JOIN US
 

NEWS & MEDIA


Global Problems Can be Solved

Measles Initiative highlights the importance of adherence to global goals and strategies

In light of recent reports in the media concerning measles outbreaks, the Measles Initiative clarifies global goals and underlines the importance of full implementation of the recommended control strategies.

July 2, 2010

No target date has been established for achieving the global eradication of measles. Member States attending the World Health Assembly in 2010 endorsed the following global measles control targets for 2015 as milestones towards the eventual eradication of measles:

  • to exceed 90% coverage with the first dose of measles-containing vaccine nationally and exceed 80% vaccination coverage in every district or equivalent administrative unit;
  • to reduce annual reported measles incidence to less than five cases per million and maintain that level; and
  • to reduce measles mortality by 95% or more in comparison with 2000 estimates.

The strategies for achieving these goals are: achieving and maintaining high population immunity through delivery of two doses of measles vaccine to all children; effective laboratory-backed disease surveillance; and effective treatment of measles cases including administration of vitamin A.

Consistent implementation of these strategies has resulted in substantial progress in reducing deaths from measles — by 78%, from an estimated 733 000 deaths in 2000 to an estimated 164 000 deaths in 2008. In 2008, global routine coverage with the first dose of measles-containing vaccine reached 83%, an increase from 72% in 2000. In 2008, more than 110 million children received measles vaccine through mass immunization campaigns in the 47 priority countries identified as having a high measles mortality burden in 2000. The reduction of measles deaths worldwide is advancing progress on Millennium Development Goal 4 — to reduce child mortality.

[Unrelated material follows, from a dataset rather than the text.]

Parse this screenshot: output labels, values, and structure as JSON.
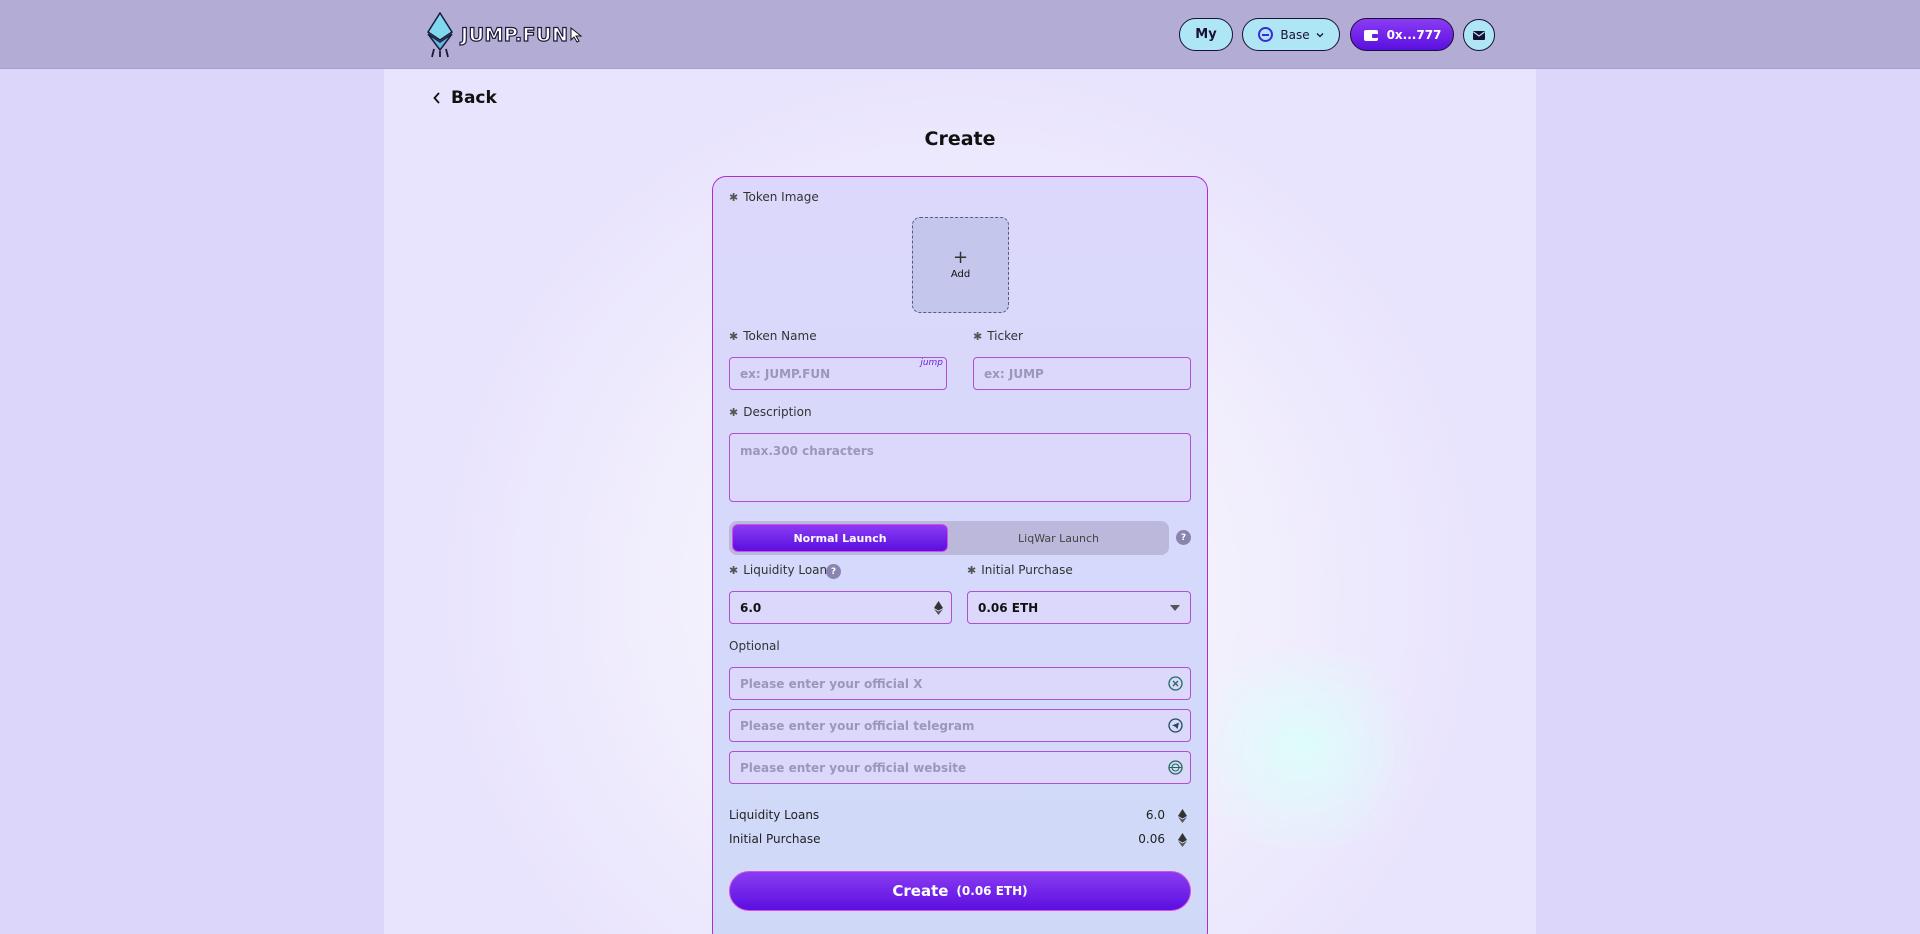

However, significant challenges to further progress remain. These include: competing public health priorities; weak immunization systems; sustaining high routine vaccination coverage; addressing the funding gap of almost US$ 300 million for the 47 priority countries if the 2015 goals are to be met; vaccinating hard-to-reach populations; and addressing an increasing number of measles outbreaks.

In the past 12 months (from July 2009 to June 2010), measles outbreaks have occurred in over 30 African countries, resulting in more than 89 000 reported measles cases and nearly 1400 reported measles deaths. The majority of measles cases in these outbreaks have occurred among children who have never been vaccinated, indicating that lack of vaccination is the underlying cause. The recent outbreaks serve as a stark reminder of the risks of not achieving very high vaccination coverage (>95%) through routine services and mass immunization campaigns. Commitment by countries with a high burden of measles and all partners working on measles activities to agreed goals and strategies will be the cornerstone of all efforts.

Related links

Measles Initiative
http://www.measlesinitiative.org/

More on measles
http://www.who.int/topics/measles/en/index.html

WHO and UNICEF concerned about measles outbreak in Eastern and Southern Africa
http://www.who.int/immunization/newsroom/WHO_UNICEF_press_release_measles_outbreaks_18jun10.pdf

Global eradication of measles - Information note for the media - 21 May 2010
http://www.who.int/immunization/newsroom/measles_press_note_21may2010.pdf

 
CAMPAIGNS & INITIATIVES